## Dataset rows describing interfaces
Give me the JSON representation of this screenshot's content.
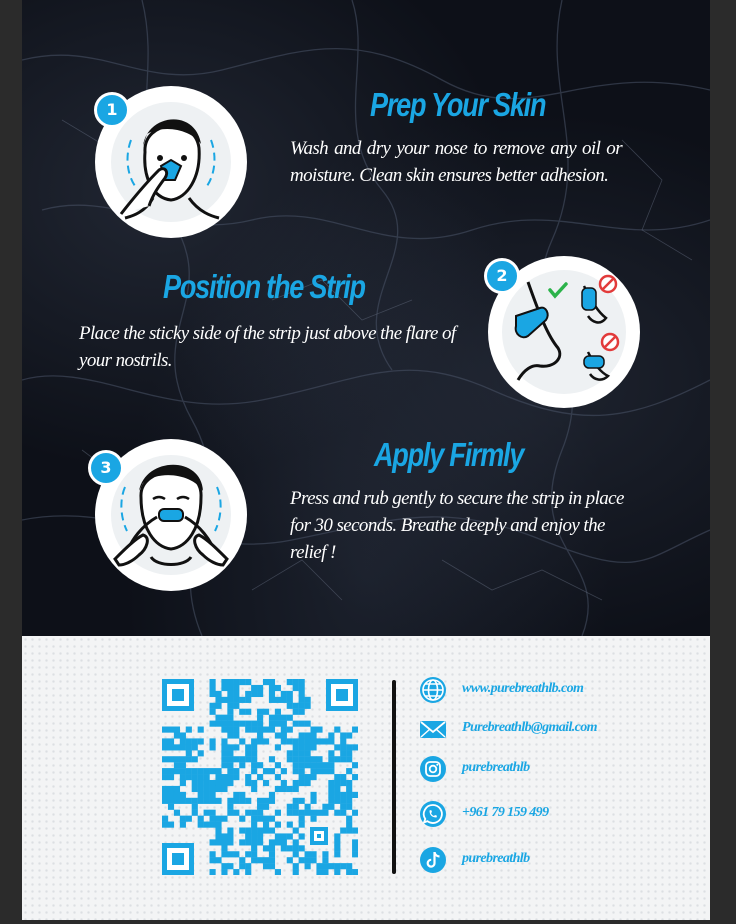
{
  "steps": [
    {
      "number": "1",
      "title": "Prep Your Skin",
      "text": "Wash and dry your nose to remove any oil or moisture. Clean skin ensures better adhesion."
    },
    {
      "number": "2",
      "title": "Position the Strip",
      "text": "Place the sticky side of the strip just above the flare of your nostrils."
    },
    {
      "number": "3",
      "title": "Apply Firmly",
      "text": "Press and rub gently to secure the strip in place for 30 seconds. Breathe deeply and enjoy the relief !"
    }
  ],
  "contacts": [
    {
      "icon": "globe-icon",
      "value": "www.purebreathlb.com"
    },
    {
      "icon": "envelope-icon",
      "value": "Purebreathlb@gmail.com"
    },
    {
      "icon": "instagram-icon",
      "value": "purebreathlb"
    },
    {
      "icon": "whatsapp-icon",
      "value": "+961 79 159 499"
    },
    {
      "icon": "tiktok-icon",
      "value": "purebreathlb"
    }
  ],
  "colors": {
    "accent": "#1aa6e3",
    "dark_background": "#0d1018",
    "light_background": "#f3f4f5",
    "text_light": "#ffffff"
  }
}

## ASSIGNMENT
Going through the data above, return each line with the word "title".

## TASK OUTPUT
      "title": "Prep Your Skin",
      "title": "Position the Strip",
      "title": "Apply Firmly",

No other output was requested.